[[ Information provided, beginning ]]
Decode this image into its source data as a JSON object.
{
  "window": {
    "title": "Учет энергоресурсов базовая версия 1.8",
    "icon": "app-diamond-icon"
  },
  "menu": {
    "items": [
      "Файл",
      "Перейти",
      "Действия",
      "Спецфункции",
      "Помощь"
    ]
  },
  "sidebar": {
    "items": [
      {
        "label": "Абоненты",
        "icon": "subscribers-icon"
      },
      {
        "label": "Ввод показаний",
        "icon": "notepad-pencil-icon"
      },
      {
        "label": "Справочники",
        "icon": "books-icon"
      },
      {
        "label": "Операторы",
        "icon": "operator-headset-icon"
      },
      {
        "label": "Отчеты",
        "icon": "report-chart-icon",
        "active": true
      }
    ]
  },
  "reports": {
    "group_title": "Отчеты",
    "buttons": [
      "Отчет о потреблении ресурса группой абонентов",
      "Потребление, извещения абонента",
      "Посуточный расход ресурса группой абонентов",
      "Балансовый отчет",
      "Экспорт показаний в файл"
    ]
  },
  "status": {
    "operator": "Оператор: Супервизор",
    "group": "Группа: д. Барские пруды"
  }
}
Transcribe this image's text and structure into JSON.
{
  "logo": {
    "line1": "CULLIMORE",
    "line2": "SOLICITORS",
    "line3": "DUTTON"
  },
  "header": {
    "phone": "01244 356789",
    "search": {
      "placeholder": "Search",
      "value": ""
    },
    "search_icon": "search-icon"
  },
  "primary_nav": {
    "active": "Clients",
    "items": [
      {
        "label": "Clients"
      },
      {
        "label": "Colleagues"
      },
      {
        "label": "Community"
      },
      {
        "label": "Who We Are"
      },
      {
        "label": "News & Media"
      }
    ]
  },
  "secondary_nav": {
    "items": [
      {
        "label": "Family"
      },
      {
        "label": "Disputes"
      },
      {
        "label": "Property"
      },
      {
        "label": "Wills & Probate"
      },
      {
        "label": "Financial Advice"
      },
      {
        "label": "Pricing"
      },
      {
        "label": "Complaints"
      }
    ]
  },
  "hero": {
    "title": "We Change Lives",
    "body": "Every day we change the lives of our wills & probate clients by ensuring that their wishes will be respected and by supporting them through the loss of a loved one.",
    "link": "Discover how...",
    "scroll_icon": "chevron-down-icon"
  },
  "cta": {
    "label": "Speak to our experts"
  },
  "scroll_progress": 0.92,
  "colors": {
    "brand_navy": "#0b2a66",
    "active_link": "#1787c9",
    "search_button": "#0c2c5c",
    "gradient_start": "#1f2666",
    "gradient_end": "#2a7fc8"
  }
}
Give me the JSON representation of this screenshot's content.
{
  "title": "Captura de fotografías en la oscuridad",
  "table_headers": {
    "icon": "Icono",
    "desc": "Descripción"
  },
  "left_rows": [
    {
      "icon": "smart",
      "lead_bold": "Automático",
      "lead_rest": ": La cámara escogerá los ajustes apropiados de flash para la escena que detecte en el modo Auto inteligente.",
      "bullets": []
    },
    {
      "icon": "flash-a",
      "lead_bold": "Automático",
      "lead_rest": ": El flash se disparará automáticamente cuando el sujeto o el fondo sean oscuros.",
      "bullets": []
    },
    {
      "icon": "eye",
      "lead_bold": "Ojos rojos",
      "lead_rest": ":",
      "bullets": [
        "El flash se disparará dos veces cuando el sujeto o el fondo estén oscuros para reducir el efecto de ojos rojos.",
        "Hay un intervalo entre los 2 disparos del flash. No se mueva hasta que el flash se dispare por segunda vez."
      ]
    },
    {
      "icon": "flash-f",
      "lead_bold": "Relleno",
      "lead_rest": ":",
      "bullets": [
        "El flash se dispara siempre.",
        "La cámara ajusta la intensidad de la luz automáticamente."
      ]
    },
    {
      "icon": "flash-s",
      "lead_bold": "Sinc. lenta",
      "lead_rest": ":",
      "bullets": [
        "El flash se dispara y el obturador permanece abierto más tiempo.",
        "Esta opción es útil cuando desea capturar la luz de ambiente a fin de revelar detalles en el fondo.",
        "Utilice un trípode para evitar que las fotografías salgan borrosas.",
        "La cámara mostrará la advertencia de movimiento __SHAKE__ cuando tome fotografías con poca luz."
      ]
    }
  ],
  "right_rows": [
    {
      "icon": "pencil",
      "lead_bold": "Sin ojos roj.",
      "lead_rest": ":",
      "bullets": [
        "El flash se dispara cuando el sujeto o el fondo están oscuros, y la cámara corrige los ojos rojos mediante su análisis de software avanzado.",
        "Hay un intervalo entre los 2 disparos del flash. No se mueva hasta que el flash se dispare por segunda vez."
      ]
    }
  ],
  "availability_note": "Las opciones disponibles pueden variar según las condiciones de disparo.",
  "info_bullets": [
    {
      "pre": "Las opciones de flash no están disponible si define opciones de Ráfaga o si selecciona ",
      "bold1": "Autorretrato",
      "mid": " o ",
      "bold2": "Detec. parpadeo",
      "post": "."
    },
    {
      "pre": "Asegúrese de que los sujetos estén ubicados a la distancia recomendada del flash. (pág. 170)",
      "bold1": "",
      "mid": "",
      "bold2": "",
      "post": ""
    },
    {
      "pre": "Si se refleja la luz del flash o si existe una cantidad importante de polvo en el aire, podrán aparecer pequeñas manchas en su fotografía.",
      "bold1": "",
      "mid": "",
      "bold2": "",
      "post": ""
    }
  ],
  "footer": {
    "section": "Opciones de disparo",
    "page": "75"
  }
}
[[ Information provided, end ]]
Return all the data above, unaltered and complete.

Decode this image into its source data as a JSON object.
{
  "window": {
    "title": "Учет энергоресурсов базовая версия 1.8",
    "icon": "app-diamond-icon"
  },
  "menu": {
    "items": [
      "Файл",
      "Перейти",
      "Действия",
      "Спецфункции",
      "Помощь"
    ]
  },
  "sidebar": {
    "items": [
      {
        "label": "Абоненты",
        "icon": "subscribers-icon"
      },
      {
        "label": "Ввод показаний",
        "icon": "notepad-pencil-icon"
      },
      {
        "label": "Справочники",
        "icon": "books-icon"
      },
      {
        "label": "Операторы",
        "icon": "operator-headset-icon"
      },
      {
        "label": "Отчеты",
        "icon": "report-chart-icon",
        "active": true
      }
    ]
  },
  "reports": {
    "group_title": "Отчеты",
    "buttons": [
      "Отчет о потреблении ресурса группой абонентов",
      "Потребление, извещения абонента",
      "Посуточный расход ресурса группой абонентов",
      "Балансовый отчет",
      "Экспорт показаний в файл"
    ]
  },
  "status": {
    "operator": "Оператор: Супервизор",
    "group": "Группа: д. Барские пруды"
  }
}
Transcribe this image's text and structure into JSON.
{
  "logo": {
    "line1": "CULLIMORE",
    "line2": "SOLICITORS",
    "line3": "DUTTON"
  },
  "header": {
    "phone": "01244 356789",
    "search": {
      "placeholder": "Search",
      "value": ""
    },
    "search_icon": "search-icon"
  },
  "primary_nav": {
    "active": "Clients",
    "items": [
      {
        "label": "Clients"
      },
      {
        "label": "Colleagues"
      },
      {
        "label": "Community"
      },
      {
        "label": "Who We Are"
      },
      {
        "label": "News & Media"
      }
    ]
  },
  "secondary_nav": {
    "items": [
      {
        "label": "Family"
      },
      {
        "label": "Disputes"
      },
      {
        "label": "Property"
      },
      {
        "label": "Wills & Probate"
      },
      {
        "label": "Financial Advice"
      },
      {
        "label": "Pricing"
      },
      {
        "label": "Complaints"
      }
    ]
  },
  "hero": {
    "title": "We Change Lives",
    "body": "Every day we change the lives of our wills & probate clients by ensuring that their wishes will be respected and by supporting them through the loss of a loved one.",
    "link": "Discover how...",
    "scroll_icon": "chevron-down-icon"
  },
  "cta": {
    "label": "Speak to our experts"
  },
  "scroll_progress": 0.92,
  "colors": {
    "brand_navy": "#0b2a66",
    "active_link": "#1787c9",
    "search_button": "#0c2c5c",
    "gradient_start": "#1f2666",
    "gradient_end": "#2a7fc8"
  }
}
Give me the JSON representation of this screenshot's content.
{
  "title": "Captura de fotografías en la oscuridad",
  "table_headers": {
    "icon": "Icono",
    "desc": "Descripción"
  },
  "left_rows": [
    {
      "icon": "smart",
      "lead_bold": "Automático",
      "lead_rest": ": La cámara escogerá los ajustes apropiados de flash para la escena que detecte en el modo Auto inteligente.",
      "bullets": []
    },
    {
      "icon": "flash-a",
      "lead_bold": "Automático",
      "lead_rest": ": El flash se disparará automáticamente cuando el sujeto o el fondo sean oscuros.",
      "bullets": []
    },
    {
      "icon": "eye",
      "lead_bold": "Ojos rojos",
      "lead_rest": ":",
      "bullets": [
        "El flash se disparará dos veces cuando el sujeto o el fondo estén oscuros para reducir el efecto de ojos rojos.",
        "Hay un intervalo entre los 2 disparos del flash. No se mueva hasta que el flash se dispare por segunda vez."
      ]
    },
    {
      "icon": "flash-f",
      "lead_bold": "Relleno",
      "lead_rest": ":",
      "bullets": [
        "El flash se dispara siempre.",
        "La cámara ajusta la intensidad de la luz automáticamente."
      ]
    },
    {
      "icon": "flash-s",
      "lead_bold": "Sinc. lenta",
      "lead_rest": ":",
      "bullets": [
        "El flash se dispara y el obturador permanece abierto más tiempo.",
        "Esta opción es útil cuando desea capturar la luz de ambiente a fin de revelar detalles en el fondo.",
        "Utilice un trípode para evitar que las fotografías salgan borrosas.",
        "La cámara mostrará la advertencia de movimiento __SHAKE__ cuando tome fotografías con poca luz."
      ]
    }
  ],
  "right_rows": [
    {
      "icon": "pencil",
      "lead_bold": "Sin ojos roj.",
      "lead_rest": ":",
      "bullets": [
        "El flash se dispara cuando el sujeto o el fondo están oscuros, y la cámara corrige los ojos rojos mediante su análisis de software avanzado.",
        "Hay un intervalo entre los 2 disparos del flash. No se mueva hasta que el flash se dispare por segunda vez."
      ]
    }
  ],
  "availability_note": "Las opciones disponibles pueden variar según las condiciones de disparo.",
  "info_bullets": [
    {
      "pre": "Las opciones de flash no están disponible si define opciones de Ráfaga o si selecciona ",
      "bold1": "Autorretrato",
      "mid": " o ",
      "bold2": "Detec. parpadeo",
      "post": "."
    },
    {
      "pre": "Asegúrese de que los sujetos estén ubicados a la distancia recomendada del flash. (pág. 170)",
      "bold1": "",
      "mid": "",
      "bold2": "",
      "post": ""
    },
    {
      "pre": "Si se refleja la luz del flash o si existe una cantidad importante de polvo en el aire, podrán aparecer pequeñas manchas en su fotografía.",
      "bold1": "",
      "mid": "",
      "bold2": "",
      "post": ""
    }
  ],
  "footer": {
    "section": "Opciones de disparo",
    "page": "75"
  }
}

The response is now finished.